--- SUPPLIED DATA ---
· · · · ·

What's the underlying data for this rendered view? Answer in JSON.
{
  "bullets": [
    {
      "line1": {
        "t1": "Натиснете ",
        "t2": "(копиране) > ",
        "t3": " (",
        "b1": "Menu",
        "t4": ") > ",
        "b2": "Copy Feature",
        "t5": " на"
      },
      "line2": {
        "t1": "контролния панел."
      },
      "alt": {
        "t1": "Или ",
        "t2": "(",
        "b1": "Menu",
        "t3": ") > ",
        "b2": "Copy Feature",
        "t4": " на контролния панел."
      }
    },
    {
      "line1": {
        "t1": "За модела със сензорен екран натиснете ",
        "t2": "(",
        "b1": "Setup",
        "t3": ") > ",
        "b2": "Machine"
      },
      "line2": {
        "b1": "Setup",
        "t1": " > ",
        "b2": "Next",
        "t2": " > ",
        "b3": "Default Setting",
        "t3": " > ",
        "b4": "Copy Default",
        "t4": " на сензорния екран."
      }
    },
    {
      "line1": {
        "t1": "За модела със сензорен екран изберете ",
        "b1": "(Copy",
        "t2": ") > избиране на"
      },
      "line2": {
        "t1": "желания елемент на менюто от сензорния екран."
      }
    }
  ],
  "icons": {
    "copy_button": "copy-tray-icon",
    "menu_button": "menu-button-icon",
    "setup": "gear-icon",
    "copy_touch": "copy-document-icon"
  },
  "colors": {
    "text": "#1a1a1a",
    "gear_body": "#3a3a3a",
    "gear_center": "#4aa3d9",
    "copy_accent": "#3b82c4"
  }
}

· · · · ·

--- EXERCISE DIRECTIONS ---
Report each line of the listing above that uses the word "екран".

--- ANSWER TO THIS PROBLEM ---
        "t1": "За модела със сензорен екран натиснете ",
        "t4": " на сензорния екран."
        "t1": "За модела със сензорен екран изберете ",
        "t1": "желания елемент на менюто от сензорния екран."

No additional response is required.